What’s not good about it - Quite meh, particularly for something with The Ultimate written on the label.  I’d rather pick up a Kilchoman 100% Islay for this kind of money
What’s not good about it – Ordinary. 

What’s good about it - Competent (as you’d expect for Islay’s most competent distillery), juicy, fresh, balanced and gluggable.  Not lighting any fires though.

SMWS 53.213, Caol Ila, A dram at night, fishwives' delight, 18 years old, 56.2% A+

24th August 1995, Refill hogshead, 271 bottles.

I’ve got decaliters of SMWS Caol Ila at home, I flipping love it, and it’s become a bit of a completist thing for me.  As far as I know this was released in Japan and did the rounds in the UK at some member’s tastings at the end of last year (2014), more recently it became available on the UK site.  Thank you John McCheyne for setting me aside a taste of this from the dregs of a tastings bottle!

smws-0053-213n-1Nose - Sweet, bright peat of course, dusty almost.  Rye bread and honey.  In the sinus, smoking fags and ozone, damp wool and lots of cereal.  With water - sweeter, whiter, almost floral, approaching old-Islay dusty refreshers too.  

Body - Robust - peat and copydex.  Green apple and oak, very cereal led.

Finish - Long, very long and spicy.  Sour peat and lots of oak dust.

What’s not good about it - Quite sharp and sour and certainly heavily peated, you’d want to be in the mood for this and personally my eye would stray to SMWS 53.210 (reviewed below) - it has tough competitions from its peers.

What’s good about it - Complex, robust and bold, and typical refill bourbon Caol Ila.  

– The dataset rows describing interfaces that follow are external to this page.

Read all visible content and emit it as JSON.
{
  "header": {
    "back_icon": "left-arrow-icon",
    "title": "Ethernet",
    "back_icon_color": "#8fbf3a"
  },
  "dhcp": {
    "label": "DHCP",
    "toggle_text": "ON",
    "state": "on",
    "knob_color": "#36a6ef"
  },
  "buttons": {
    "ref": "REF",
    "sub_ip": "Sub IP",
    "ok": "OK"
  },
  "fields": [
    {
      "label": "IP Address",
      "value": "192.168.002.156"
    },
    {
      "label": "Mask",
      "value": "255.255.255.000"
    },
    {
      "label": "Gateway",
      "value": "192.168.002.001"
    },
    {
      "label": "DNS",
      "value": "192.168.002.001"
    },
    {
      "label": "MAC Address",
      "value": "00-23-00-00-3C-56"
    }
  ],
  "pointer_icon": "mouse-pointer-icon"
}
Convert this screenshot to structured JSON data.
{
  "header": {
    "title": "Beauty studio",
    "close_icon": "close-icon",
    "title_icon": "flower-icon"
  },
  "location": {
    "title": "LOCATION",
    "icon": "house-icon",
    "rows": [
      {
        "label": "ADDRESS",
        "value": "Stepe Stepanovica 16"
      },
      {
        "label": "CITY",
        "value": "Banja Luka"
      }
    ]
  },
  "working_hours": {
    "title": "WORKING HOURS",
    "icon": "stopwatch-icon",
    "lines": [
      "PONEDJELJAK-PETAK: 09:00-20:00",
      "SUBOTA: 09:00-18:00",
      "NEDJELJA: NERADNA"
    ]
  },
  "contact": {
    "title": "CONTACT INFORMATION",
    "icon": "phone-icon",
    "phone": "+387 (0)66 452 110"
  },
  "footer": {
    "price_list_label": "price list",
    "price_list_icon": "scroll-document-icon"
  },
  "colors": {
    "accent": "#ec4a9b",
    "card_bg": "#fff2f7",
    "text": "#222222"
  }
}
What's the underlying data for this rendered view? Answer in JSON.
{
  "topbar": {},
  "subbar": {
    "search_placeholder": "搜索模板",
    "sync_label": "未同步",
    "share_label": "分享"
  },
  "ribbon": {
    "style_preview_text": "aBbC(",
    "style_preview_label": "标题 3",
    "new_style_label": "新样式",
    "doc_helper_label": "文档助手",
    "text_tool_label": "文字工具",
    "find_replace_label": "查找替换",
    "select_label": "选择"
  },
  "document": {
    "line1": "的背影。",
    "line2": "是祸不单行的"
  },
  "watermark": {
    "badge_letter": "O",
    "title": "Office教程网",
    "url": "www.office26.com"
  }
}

SMWS 53.198, Caol Ila, Wasabi on a California Roll, 18 years old, 59.1% A⊕

29th August 1995, Refill sherry, 510 bottles.  Reviewed once before (briefly) at the SMWS game and whisky bar.  This is one of those rare SMWS bottles I’m sailing close to actually finishing - not quite yet though!  Hopefully publishing this review will help me let it go.

20150421_215406Nose - This is Caol Ila, pure and bright.  Sweet cereal peat, ozone, tobacco, salt and vinegar crisps, cut grapes and wet coal.  Pure, masculine and confident.  

Body - Ripe berries, salt and vinegar again with intense oak and peat.  Beautifully done.  Water makes it a bit more classical and brings out the perfume/deodorant.  

Finish - Deep, bright, wet cereal.  Apples.  Balanced and long with lingering sweet fruit.

What’s not good about it - Water spoils the finish a touch.  Also, a bit uncompromising.

What’s good about it - Despite being a refill sherry, this does the “boring refill bourbon cask” thing (you know, where the cask doesn’t seem promising on paper but the whole thing just works beautifully) very well.  Big, sweet, Islay nose and a great expression of the distillery.  Complex, balanced and would make a big evening ender.  Not that mine’s over yet..

SMWS 53.210, Caol Ila, Fantastic stuff, 24 years old, 53.3% A⊕+

19th December 1989, refill bourbon, 240 bottles.  Briefly mentioned here before.

20150421_215415Nose - Heavenly.  Deep glaze, pear, apple pie, a far away bonfire.  Sweet, bright, mineral and wet tobacco.  It’s actually making my mouth water.

Body - Ripe and balanced, with some serious wood wax starting to show with this big Islay bruiser’s age.  A touch of parmas at the side of the tongue and loads more tobacco.  With water, riper peat and it feels like a big, important Ardbeg.

Finish - Long, old oak and rolling tobacco in the mouth.  Maybe I just miss the rollies?  Lingering petrol.

What’s not good about -  Nothing.  I’m not sure why it’s taken me so long to write proper notes for this bad boy but I love it just as much as ever.  

What’s good about it - Sweet and complex on the nose.  A big, old and important delivery.  Fruits, parmas, well integrated peat and good wood.  This is a big whisky - go back in time and buy a case.

Only three surviving distilleries left, the young but incredibly competent Kilchoman next…